The stage was set when a Peace Treaty with Japan was signed in San Francisco in September 1951. Delegates from forty-eight Allied nations, not including China nor the Soviet Union, signed the document formally ending the war the U.S. occupation and restoring Japanese sovereignty.
Significantly, the Preamble to the Treaty declares, “Whereas Japan for its part declares its intention to apply for membership in the United Nations.”
For a state to gain UN membership, the UN Security Council must first recommend candidates to the full General Assembly for consideration. In the Council the threat of the Soviet veto posed a clear and present diplomatic danger to any applicant to which Moscow held a historic or current political quarrel.
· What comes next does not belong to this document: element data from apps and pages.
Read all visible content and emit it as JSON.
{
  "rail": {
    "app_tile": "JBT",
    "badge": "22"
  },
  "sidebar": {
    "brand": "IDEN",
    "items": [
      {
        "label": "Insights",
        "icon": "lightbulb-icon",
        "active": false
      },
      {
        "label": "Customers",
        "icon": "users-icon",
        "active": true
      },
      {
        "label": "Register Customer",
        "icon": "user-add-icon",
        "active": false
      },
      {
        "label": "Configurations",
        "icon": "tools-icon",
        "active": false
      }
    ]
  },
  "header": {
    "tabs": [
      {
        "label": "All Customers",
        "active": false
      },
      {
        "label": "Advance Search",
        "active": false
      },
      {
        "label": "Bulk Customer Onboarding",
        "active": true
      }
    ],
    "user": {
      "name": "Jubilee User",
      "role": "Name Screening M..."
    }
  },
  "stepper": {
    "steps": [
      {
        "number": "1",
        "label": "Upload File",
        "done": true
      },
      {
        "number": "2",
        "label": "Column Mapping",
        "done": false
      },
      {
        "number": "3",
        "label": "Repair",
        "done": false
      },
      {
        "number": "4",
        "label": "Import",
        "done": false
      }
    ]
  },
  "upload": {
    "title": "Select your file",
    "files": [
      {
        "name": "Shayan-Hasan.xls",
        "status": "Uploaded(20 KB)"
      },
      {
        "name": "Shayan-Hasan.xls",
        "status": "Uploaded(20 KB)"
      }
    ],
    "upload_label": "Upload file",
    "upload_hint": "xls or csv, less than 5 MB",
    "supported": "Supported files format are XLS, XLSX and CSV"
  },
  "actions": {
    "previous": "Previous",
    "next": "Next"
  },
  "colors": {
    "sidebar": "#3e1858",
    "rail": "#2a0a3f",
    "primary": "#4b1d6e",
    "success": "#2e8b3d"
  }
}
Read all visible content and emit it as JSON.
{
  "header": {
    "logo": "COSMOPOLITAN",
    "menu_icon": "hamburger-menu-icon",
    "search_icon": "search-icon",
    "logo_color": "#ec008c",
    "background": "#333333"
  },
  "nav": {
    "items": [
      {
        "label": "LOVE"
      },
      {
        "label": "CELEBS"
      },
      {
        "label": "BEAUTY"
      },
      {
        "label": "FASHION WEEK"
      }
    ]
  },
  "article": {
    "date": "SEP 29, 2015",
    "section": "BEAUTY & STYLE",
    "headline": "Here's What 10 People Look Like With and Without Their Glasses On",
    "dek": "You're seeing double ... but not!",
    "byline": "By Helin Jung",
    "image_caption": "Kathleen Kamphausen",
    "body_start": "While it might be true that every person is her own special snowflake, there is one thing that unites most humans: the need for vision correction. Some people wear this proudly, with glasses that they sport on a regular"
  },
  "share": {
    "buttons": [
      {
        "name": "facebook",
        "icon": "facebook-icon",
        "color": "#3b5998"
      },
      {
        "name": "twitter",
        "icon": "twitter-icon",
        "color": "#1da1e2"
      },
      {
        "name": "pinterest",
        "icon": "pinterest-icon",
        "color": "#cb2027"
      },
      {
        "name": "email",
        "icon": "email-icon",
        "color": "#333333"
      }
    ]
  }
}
In the Spring of 1952, the State Department considered a number of options and scenarios to facilitate membership. On 21 March a Confidential Memorandum stated candidly, “Our main interest in connection with Japan should be to secure its admission at the earliest possible date.”
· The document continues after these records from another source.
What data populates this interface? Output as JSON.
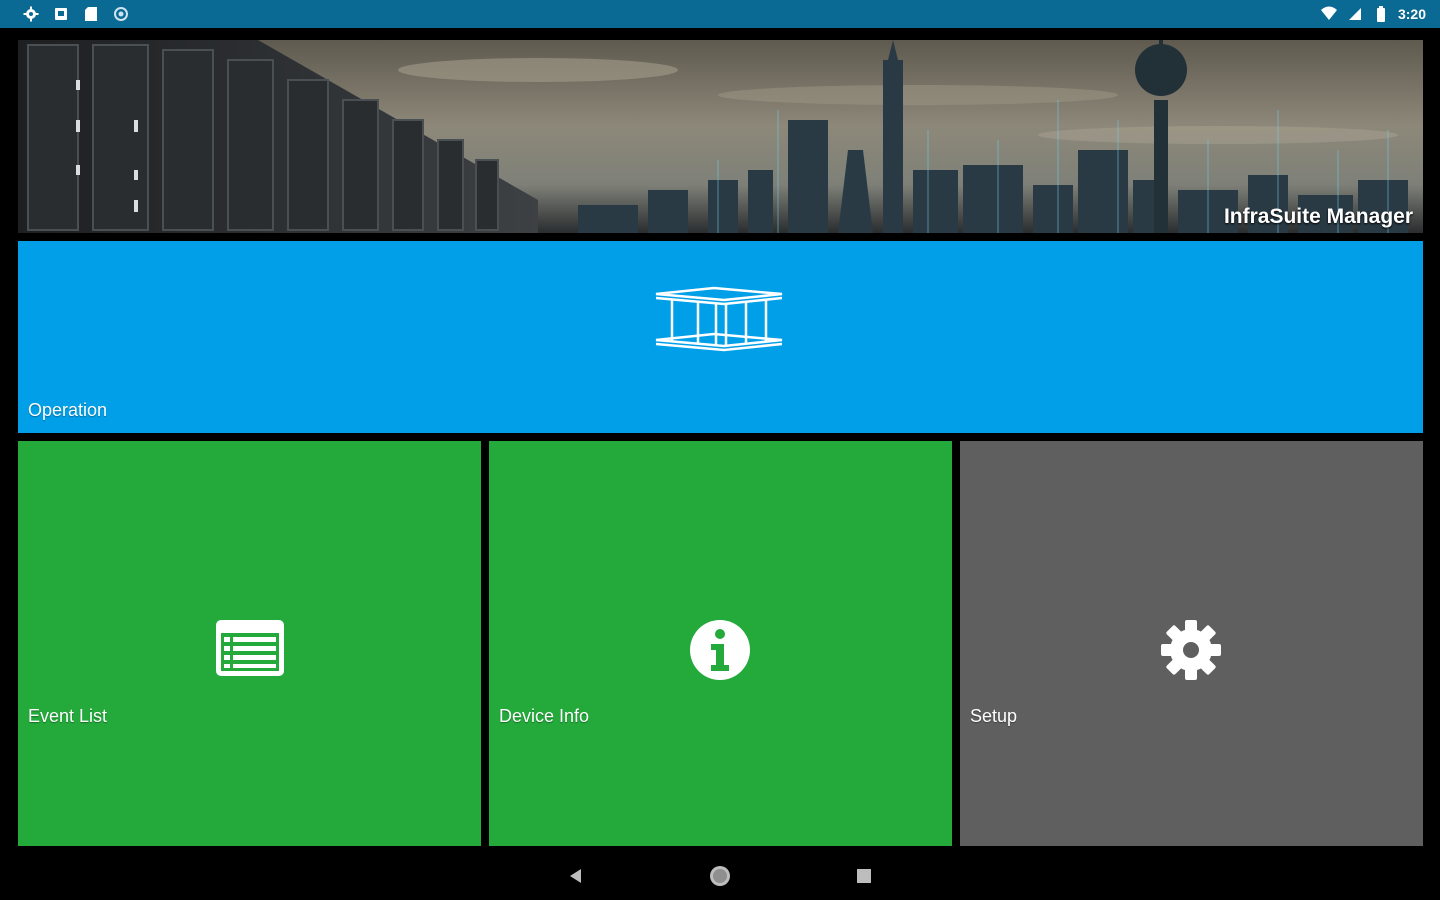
{
  "status_bar": {
    "left_icons": [
      "settings-icon",
      "photo-icon",
      "sd-card-icon",
      "sync-icon"
    ],
    "right_icons": [
      "wifi-icon",
      "signal-icon",
      "battery-icon"
    ],
    "time": "3:20"
  },
  "banner": {
    "title": "InfraSuite Manager"
  },
  "tiles": {
    "operation": {
      "label": "Operation",
      "icon": "rack-frame-icon",
      "color": "#019fe8"
    },
    "event_list": {
      "label": "Event List",
      "icon": "list-icon",
      "color": "#23aa3a"
    },
    "device_info": {
      "label": "Device Info",
      "icon": "info-icon",
      "color": "#23aa3a"
    },
    "setup": {
      "label": "Setup",
      "icon": "gear-icon",
      "color": "#5e5f5e"
    }
  },
  "nav_bar": {
    "buttons": [
      "back-icon",
      "home-icon",
      "recents-icon"
    ]
  }
}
Japan made a formal application for UN membership on 16 June 1952.
Indeed the Eisenhower Administration and the adroit leadership of Secretary of State John Foster Dulles, served as a diplomatic pathfinder to guide along Japan’s complicated road towards admission.
The year 1955 saw the UN’s largest membership surge since its founding a decade earlier. On 14 December the Security Council adopted a draft resolution listing sixteen countries which were recommended for admission. Fourteen countries were part of a “package deal” for simultaneous admission. The group included nine non-Soviet applicants; Austria, Ceylon, Finland, Ireland, Italy, Libya, Jordan, Nepal and Portugal. The five Soviet candidates were Albania, Bulgaria, Hungary, Outer Mongolia, Romania.
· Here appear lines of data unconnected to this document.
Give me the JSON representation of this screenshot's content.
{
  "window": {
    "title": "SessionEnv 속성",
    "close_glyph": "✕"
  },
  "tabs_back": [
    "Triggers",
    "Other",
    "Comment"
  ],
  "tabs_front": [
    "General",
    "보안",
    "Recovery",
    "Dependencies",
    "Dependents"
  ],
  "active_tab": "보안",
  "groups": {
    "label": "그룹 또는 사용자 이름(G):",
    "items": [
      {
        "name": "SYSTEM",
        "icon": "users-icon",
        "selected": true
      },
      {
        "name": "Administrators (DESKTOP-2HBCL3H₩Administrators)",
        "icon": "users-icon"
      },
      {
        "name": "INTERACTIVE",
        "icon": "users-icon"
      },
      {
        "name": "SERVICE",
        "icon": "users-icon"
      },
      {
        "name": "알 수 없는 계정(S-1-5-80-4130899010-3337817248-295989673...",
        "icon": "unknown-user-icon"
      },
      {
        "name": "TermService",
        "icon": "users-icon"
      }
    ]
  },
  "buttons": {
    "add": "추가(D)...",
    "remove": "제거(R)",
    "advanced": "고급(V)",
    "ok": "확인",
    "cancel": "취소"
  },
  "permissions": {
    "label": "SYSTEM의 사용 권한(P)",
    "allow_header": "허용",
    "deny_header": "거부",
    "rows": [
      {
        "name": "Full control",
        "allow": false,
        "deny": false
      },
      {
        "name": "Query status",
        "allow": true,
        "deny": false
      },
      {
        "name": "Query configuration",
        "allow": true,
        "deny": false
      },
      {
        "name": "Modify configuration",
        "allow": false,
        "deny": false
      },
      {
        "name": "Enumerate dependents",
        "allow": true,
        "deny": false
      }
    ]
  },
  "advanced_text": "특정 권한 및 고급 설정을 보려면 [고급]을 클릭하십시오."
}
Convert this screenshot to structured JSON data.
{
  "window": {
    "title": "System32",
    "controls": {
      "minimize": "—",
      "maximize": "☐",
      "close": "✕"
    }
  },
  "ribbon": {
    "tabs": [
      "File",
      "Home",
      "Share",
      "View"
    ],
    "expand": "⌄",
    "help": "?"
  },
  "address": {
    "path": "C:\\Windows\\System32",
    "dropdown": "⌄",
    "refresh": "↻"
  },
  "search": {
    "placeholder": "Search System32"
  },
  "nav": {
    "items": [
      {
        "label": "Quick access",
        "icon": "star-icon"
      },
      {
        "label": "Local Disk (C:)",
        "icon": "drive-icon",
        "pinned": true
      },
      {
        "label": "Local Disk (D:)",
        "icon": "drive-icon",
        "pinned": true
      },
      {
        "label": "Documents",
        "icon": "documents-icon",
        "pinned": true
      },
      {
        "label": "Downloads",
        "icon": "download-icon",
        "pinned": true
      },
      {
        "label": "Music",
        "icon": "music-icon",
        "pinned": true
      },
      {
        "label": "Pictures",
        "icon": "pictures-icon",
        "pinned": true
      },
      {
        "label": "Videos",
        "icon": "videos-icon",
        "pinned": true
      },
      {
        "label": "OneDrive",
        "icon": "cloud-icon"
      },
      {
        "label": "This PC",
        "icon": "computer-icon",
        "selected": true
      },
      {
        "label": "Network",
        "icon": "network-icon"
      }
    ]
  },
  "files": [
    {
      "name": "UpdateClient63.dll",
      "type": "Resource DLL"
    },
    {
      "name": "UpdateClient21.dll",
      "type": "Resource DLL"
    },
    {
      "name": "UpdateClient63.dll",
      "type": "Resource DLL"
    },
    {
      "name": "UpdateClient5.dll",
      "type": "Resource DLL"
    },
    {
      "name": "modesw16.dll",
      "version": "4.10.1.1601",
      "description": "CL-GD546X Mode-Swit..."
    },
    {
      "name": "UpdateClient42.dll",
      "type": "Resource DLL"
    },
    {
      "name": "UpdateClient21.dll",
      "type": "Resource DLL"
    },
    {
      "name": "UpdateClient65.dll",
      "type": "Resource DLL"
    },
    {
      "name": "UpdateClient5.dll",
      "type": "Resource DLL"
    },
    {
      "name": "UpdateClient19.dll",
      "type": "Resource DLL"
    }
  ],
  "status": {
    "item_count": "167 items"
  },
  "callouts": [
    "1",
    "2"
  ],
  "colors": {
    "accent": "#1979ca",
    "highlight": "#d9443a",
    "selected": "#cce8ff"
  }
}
Nonetheless besides Japan, Finland, Italy and Hungary had been Axis members.
A Soviet veto blocking Japan’s membership ignited a firestorm of criticism in Tokyo.
In 1956 it appeared at long last it would be the turn of the Tokyo government to attain UN admission. In late October an agreement establishing diplomatic relations between Japan and the USSR stated that “USSR will support Japan’s request for admission to membership in the United Nations.” Naturally there was the nagging concern that Moscow may tie the admission to a larger “deal” unpalatable to the West.
The diplomatic breakthrough could not come soon enough. On 12 December 1956, the Security Council unanimously adopted a resolution which recommended to the General Assembly that Japan be admitted to UN membership.
Addressing the Council American Ambassador Henry Cabot Lodge stated, “The voice of Japan will be a significant addition to the growing participation and responsibility of Asian countries in the United Nations.”
Nationalist China’s delegate T.F. Tsiang presented his case both elegantly and with compassion, especially in the light of the recent Sino/Japanese war, “The Government and people of China ardently hope that Japan will be admitted to the United Nations… The new Japan is profoundly devoted to peace and democracy.”
On Tuesday 18 December the full General Assembly voted on Japan’s admission. Resolution #1113 was adopted unanimously by a roll call vote.
Japan’s Foreign Minister Mamoru Shigemitsu ascended the Assembly rostrum to thank the world community.
Thus a month after these tragic events in Suez and Hungary, Japan gained formal membership in the United Nations in New York. In these tense and uncertain times, delegates knew that a democratic and economically revived Japan would serve as a powerful geopolitical bulwark in East Asia.
Japan had emerged from the ashes of war and ignominy to its readmission into the international community. UN membership became the crowning achievement in the Tokyo government’s postwar standing and wider diplomatic legitimacy.
Fast forward sixty years. Japan is a key player in the UN system and remains the organization’s second largest financial contributor. UN Secretary General Ban-Ki-moon, himself a Korean stated, “Japan has shown a strong commitment to the United Nations Charter and made significant contributions to the organization’s work.”